# Data supplied

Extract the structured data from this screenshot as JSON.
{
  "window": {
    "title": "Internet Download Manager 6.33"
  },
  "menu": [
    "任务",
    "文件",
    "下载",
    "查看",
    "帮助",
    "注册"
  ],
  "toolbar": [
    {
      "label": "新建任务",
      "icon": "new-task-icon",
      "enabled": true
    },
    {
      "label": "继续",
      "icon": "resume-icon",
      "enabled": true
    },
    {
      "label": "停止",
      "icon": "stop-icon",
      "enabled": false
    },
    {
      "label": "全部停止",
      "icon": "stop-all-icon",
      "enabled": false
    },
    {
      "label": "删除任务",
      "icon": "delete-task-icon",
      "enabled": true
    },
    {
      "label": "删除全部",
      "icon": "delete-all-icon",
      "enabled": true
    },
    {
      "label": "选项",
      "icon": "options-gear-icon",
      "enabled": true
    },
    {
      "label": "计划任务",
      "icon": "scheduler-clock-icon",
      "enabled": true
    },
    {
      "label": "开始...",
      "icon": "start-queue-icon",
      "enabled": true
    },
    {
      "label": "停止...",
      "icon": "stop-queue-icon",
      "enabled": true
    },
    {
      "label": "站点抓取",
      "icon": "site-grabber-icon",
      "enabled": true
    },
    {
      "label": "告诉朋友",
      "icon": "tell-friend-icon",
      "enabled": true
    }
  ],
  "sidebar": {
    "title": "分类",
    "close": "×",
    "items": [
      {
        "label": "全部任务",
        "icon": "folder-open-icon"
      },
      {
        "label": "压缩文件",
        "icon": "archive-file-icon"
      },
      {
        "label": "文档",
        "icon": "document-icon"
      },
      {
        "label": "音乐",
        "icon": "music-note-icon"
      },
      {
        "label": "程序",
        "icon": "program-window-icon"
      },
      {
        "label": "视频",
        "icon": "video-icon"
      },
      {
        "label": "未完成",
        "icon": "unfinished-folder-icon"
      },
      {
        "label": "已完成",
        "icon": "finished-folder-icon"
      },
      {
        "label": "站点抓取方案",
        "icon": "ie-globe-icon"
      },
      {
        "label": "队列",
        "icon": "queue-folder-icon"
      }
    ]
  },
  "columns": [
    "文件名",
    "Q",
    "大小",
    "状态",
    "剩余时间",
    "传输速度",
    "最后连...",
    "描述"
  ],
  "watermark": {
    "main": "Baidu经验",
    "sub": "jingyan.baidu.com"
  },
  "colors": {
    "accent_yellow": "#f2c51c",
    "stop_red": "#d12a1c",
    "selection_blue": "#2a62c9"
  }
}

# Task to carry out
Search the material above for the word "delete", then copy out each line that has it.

# Task output
      "icon": "delete-task-icon",
      "icon": "delete-all-icon",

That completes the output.